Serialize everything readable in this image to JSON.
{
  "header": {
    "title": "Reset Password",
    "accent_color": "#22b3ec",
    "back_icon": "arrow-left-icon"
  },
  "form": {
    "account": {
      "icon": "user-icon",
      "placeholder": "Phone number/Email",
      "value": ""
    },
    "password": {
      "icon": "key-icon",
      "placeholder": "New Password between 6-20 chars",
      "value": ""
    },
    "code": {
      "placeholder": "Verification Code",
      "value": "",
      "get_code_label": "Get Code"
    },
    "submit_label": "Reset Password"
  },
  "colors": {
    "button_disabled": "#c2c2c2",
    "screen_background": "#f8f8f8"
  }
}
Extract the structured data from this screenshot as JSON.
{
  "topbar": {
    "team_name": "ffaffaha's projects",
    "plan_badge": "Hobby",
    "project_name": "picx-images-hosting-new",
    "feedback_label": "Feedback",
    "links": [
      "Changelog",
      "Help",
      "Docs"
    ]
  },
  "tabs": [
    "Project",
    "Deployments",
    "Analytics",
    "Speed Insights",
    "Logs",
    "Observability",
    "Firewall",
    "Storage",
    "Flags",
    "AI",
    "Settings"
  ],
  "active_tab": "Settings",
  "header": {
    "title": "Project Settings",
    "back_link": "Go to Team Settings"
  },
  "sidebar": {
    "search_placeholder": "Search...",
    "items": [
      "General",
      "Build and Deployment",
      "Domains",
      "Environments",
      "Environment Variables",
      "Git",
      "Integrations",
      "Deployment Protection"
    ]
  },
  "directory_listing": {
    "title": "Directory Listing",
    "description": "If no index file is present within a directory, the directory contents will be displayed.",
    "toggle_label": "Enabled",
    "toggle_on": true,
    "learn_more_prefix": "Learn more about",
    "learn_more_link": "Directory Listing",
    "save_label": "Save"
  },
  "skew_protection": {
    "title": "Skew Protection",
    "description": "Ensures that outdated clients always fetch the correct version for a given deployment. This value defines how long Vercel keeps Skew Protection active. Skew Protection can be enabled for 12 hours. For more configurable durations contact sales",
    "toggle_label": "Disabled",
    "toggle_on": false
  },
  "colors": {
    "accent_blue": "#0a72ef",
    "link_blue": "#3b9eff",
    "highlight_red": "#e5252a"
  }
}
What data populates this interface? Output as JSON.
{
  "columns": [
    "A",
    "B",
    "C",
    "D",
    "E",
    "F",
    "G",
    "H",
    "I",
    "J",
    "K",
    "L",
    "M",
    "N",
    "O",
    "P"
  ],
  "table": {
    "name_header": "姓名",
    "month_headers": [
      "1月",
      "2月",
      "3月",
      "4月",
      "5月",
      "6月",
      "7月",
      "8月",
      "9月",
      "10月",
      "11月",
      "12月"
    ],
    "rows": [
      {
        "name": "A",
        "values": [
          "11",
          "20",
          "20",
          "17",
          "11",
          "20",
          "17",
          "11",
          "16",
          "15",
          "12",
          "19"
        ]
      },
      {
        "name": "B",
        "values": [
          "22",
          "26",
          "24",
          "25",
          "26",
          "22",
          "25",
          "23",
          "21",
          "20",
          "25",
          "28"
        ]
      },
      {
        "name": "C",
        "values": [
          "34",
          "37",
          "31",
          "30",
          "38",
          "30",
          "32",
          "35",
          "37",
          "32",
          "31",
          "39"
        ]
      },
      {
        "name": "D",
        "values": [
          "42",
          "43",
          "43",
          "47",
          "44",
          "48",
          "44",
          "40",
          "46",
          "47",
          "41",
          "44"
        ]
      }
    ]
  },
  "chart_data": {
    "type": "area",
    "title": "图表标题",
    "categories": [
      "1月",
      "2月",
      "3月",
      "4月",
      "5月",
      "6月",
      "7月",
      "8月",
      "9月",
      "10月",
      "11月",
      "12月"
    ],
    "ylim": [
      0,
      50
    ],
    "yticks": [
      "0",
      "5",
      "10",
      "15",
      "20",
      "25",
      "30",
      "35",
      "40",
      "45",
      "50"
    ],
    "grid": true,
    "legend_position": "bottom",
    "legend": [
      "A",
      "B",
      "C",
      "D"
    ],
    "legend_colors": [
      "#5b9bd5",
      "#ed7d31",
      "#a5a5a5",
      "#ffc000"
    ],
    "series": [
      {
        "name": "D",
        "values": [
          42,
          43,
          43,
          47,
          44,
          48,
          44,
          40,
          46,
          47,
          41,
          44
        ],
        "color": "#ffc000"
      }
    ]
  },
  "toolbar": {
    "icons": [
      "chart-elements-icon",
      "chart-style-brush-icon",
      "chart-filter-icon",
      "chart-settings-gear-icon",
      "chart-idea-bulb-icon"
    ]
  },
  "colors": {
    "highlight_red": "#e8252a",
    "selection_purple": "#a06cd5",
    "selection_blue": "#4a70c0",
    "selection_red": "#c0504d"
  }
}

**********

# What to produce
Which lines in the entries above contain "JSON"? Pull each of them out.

# Exercise response
Serialize everything readable in this image to JSON.
Extract the structured data from this screenshot as JSON.
What data populates this interface? Output as JSON.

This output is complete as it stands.